This was probably the most brutal play you could have made against decks that hinged on mana accelerants, set-up creatures, or if you were just on the
play. If your red deck wanted to take a ball and get it rolling, then Searing Blood was the best card for that job by a mile. There really isn’t a
replacement for it, but as per always, the format is new, so you’re forced to adjust and find different ways of inching out every point of damage you can.
I almost didn’t include Goblin Rabblemaster in this section because of how much less effective it started to become as the format matured and developed,
but let’s be real. It was a staple to the format since it was released, and up until its last days, it was the absolute best card at running away with a
game and punishing stumbling. It’s not that our options are worse now, it’s just that we don’t have a way to completely take over games with a single card
Regardless of which red deck you decide to build, you’re still going to have to deal with Siege Rhino. What’s worse? It’s probably going to be a lot of
players’ go to deck of choice, as it’s going to be filled with reliable and steady tools. We may not know what a red deck will look like, but you can bet
that you can build a half decent Abzan deck in no time, and without too much effort. What makes Abzan-esque decks great is that you know exactly what
you’re getting out of your cards, though, so not having it in your gauntlet, regardless of what you think it’ll look like, is a huge mistake. Your deck
needs a plan to deal with Siege Rhino and everything else surrounding it, and I would personally find a plan for specifically those decks (Roast is a good
This is a good example of just how complex and intricate building Mono-Red will be. There may not be a consensus build, and not every card has been talked

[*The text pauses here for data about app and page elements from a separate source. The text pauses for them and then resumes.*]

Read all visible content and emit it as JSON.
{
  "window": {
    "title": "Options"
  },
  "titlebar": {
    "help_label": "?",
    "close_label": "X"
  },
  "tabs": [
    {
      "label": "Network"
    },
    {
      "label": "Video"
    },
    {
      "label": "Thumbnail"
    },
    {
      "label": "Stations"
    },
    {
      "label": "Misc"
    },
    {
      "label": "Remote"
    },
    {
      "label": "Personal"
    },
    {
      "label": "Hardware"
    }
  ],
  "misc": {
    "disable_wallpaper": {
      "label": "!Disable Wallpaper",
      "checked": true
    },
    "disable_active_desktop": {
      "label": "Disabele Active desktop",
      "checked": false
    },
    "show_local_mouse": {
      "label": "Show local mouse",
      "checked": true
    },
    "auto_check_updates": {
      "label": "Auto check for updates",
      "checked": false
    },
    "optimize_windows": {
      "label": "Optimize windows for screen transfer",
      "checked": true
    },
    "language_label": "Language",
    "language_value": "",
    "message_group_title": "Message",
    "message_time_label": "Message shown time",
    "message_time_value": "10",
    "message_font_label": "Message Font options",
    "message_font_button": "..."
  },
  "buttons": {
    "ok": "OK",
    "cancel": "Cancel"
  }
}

about (that doesn’t mean that I missed it!), but it’ll be interesting to see how everyone else approaches it.